TASK GOAL:
Across the entries, how many lines have the string "Manage" in them? Reply with only a number.

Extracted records
════════════════

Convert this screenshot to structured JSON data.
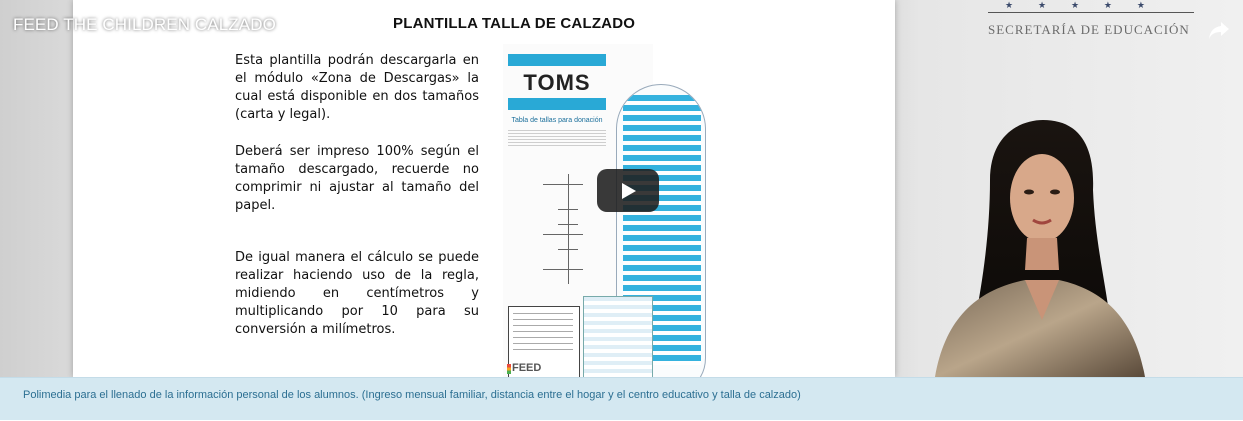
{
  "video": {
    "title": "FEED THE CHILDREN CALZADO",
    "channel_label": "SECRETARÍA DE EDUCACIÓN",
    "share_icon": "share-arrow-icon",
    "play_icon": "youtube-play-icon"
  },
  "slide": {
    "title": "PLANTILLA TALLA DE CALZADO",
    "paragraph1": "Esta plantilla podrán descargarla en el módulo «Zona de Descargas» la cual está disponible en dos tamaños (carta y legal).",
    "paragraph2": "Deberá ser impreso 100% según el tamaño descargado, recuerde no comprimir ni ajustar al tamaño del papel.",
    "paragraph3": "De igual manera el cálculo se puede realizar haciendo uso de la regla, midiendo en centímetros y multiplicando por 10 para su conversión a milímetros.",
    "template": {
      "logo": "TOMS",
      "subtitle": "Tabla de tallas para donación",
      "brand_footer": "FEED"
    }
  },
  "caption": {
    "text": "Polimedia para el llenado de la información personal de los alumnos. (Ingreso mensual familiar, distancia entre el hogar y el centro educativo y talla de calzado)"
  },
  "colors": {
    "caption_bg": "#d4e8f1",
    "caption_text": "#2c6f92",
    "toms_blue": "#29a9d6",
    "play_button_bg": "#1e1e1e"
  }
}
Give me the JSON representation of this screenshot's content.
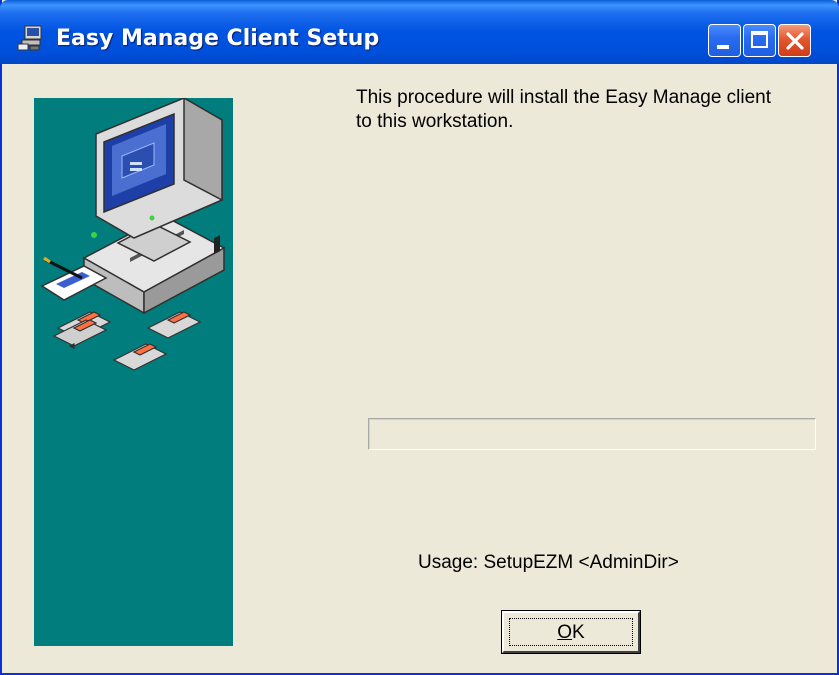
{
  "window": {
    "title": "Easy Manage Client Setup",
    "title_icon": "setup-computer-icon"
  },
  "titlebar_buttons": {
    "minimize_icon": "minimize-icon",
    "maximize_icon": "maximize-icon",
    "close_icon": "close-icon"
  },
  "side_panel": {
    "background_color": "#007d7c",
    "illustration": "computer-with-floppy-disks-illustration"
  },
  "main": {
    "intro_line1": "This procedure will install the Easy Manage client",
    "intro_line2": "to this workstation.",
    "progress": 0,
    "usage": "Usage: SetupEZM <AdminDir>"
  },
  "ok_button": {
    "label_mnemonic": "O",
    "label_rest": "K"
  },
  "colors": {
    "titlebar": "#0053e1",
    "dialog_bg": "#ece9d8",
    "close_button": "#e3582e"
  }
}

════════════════

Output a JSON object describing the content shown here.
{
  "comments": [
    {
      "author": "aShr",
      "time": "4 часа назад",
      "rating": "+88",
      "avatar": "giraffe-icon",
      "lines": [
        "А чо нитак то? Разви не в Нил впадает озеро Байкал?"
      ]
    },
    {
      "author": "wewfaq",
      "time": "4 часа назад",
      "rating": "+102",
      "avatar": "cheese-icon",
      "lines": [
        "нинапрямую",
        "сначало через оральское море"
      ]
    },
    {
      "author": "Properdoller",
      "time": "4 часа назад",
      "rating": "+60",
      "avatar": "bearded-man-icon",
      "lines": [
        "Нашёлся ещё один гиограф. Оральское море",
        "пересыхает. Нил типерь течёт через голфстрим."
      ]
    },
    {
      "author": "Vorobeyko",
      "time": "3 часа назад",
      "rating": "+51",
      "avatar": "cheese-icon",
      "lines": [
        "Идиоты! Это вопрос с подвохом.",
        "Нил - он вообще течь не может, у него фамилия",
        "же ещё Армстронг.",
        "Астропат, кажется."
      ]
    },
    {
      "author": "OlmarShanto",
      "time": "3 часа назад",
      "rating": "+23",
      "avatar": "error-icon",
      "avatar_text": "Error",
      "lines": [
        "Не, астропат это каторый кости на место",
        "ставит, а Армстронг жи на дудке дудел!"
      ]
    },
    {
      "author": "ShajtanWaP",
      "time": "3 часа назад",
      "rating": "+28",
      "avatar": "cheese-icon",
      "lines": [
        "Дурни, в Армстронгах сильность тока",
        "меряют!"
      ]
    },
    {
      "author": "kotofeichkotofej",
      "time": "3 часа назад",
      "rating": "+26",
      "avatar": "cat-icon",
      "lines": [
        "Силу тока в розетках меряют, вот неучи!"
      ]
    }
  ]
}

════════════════

SOLUTION TO THIS TASK:
2